Clayton, who lives in the Nashville suburb of White’s Creek and works as a flooring installer, was not available for comment on Crim’s move. On his Facebook page, Clayton has described himself as “tea party style conservative activist.”
A letter Clayton distributed to state legislators earlier this year supported a so-called “don’t say gay” bill that would prohibit discussion of homosexuality in school grades kindergarten through eight.
The Public Advocate’s anti-gay views were cited by the Southern Poverty Law Center in classifying the organization as a hate group. Public Advocate, meanwhile, charged that the center had been “bought off by massive homosexual fundraising.”

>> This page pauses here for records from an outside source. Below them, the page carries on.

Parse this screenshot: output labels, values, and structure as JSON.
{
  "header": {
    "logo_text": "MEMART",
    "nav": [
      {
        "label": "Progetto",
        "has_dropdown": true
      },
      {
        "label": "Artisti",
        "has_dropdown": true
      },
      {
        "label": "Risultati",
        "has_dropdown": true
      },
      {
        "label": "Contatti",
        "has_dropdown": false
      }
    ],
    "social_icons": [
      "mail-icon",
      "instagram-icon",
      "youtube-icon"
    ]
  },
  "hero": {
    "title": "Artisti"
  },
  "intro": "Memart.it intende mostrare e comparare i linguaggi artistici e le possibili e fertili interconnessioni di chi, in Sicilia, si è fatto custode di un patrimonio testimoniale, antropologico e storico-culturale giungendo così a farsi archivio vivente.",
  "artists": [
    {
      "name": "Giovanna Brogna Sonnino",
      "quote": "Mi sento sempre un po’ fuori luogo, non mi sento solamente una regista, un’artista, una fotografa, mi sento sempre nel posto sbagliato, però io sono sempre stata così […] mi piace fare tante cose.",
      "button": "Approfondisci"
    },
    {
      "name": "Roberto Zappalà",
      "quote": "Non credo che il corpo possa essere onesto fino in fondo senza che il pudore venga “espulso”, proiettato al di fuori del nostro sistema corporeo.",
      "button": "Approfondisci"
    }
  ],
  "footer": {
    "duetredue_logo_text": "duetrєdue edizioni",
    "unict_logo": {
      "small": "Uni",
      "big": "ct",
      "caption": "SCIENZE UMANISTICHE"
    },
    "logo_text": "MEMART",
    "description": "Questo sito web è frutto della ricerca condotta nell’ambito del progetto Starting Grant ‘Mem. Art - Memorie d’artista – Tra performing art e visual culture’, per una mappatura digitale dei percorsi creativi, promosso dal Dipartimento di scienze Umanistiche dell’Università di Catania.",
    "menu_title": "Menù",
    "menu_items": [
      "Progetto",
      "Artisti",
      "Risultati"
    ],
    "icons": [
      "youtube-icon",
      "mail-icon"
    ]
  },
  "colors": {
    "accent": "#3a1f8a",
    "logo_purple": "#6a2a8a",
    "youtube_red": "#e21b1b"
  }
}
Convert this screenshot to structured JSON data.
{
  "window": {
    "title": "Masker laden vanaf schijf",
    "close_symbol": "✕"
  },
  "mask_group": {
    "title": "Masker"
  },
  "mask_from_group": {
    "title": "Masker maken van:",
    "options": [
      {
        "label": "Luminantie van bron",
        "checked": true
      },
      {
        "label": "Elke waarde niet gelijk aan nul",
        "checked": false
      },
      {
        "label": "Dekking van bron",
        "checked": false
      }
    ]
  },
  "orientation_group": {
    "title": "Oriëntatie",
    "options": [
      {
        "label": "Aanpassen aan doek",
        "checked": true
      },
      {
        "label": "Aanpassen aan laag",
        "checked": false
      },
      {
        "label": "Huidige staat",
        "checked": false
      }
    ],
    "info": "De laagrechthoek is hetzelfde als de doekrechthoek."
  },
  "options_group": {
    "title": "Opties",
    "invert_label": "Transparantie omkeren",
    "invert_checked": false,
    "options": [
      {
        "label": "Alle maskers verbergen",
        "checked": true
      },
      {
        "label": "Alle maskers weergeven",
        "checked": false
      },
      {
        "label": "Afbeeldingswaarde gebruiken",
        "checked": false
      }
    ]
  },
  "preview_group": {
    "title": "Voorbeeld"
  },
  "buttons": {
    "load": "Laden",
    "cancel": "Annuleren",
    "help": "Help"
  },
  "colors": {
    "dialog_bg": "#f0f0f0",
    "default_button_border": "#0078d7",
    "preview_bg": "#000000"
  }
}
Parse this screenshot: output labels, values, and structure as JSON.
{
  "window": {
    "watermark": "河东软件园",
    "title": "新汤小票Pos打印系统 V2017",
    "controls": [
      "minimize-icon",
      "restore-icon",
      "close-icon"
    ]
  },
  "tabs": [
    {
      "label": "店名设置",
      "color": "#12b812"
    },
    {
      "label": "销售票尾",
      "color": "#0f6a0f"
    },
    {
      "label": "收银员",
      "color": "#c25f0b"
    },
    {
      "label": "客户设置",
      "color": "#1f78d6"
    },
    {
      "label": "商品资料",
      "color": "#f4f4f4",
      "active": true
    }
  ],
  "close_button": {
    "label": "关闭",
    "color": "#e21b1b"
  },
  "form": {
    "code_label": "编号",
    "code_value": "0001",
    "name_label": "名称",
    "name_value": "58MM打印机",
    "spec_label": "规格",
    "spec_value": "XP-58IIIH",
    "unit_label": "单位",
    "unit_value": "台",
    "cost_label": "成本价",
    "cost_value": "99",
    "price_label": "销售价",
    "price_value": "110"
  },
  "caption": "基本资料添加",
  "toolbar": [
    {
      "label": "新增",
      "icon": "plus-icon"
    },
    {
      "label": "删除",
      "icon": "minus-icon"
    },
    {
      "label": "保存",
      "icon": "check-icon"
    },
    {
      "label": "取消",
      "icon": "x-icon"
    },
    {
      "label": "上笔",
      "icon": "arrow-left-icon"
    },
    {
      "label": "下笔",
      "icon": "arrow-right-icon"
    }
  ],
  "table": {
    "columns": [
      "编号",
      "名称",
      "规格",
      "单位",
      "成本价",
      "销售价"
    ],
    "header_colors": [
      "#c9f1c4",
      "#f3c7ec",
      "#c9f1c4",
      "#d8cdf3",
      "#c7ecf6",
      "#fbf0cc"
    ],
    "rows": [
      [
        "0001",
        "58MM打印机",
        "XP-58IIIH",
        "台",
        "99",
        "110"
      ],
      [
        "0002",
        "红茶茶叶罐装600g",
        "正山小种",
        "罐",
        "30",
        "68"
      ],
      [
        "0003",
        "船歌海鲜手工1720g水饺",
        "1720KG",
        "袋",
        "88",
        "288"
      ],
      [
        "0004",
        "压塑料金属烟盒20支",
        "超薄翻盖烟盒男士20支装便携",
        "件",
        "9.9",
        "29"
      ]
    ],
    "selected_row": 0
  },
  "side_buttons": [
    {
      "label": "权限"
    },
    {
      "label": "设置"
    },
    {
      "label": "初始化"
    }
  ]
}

Clayton has also declared he will “fight to remove secret national ID cards from Tennessee drivers’ licenses” and worth to shut down the Transportation Security Agency.
The Democratic party says Clayton has never voted in a Democratic primary except when he was a candidate in that primary. Clayton previously sought the Democratic U.S. Senate nomination in 2008, He finished fourth in that year 32,309 votes, when the primary was won by former state Democratic Chairman Bob Tuke, who ten lost in November to Republican Sen. Lamar Alexander.
This year, Clayton got 48,126 votes, according to unofficial returns. Runnerup was Gary Gene Davis with 24,789 with actress Park Overall third with 24,263. Crim had 17,383.
Forrester attributed Clayton’s win to his name being at the top of the list of candidates on the ballot, which are arranged alphabetically, in a contest that had received little attention from the media or voters. If a new election were held without Clayton’s name, Crime would be at the top of the list alphabetically.
Clayton carried 61 counties and Overall carried 16 – all but one in her native East Tennessee. The rest were won by Davis except for Hancock County, where another candidate, David Hancock, topped the handful of votes in the Democcratic primary.
Overall said she has no plan to challenge the election of Clayton and thought the idea of a new election “crazy” – though she was deeply disturbed by Clayton’s win
“I’m upset, not to have lost, but that Tennessee got embarrassed this way,” said Overall, a self-described liberal who support same-sex marriage and declared respect for the Southern Poverty Law Center’s judgment of Clayton, who she never met.
The Federal Election Commission website shows Clayton reporting no spending by his campaign as of July 13. Crim reported spending about $16,000 at that point; Overall $30 – though she said about $5,000 was spend subsequently by election day. Corker reported spending of about $6.3 million.
If a special election were scheduled, the Democratic party would apparently have to cover the costs. Parties schedule primaries normally to coincide with local general elections, so the state covers the cost.
In an interview Friday on supporting its nominees to seats in the state Legislature, Forrester said party would be selective in financial backing because of “limited resources.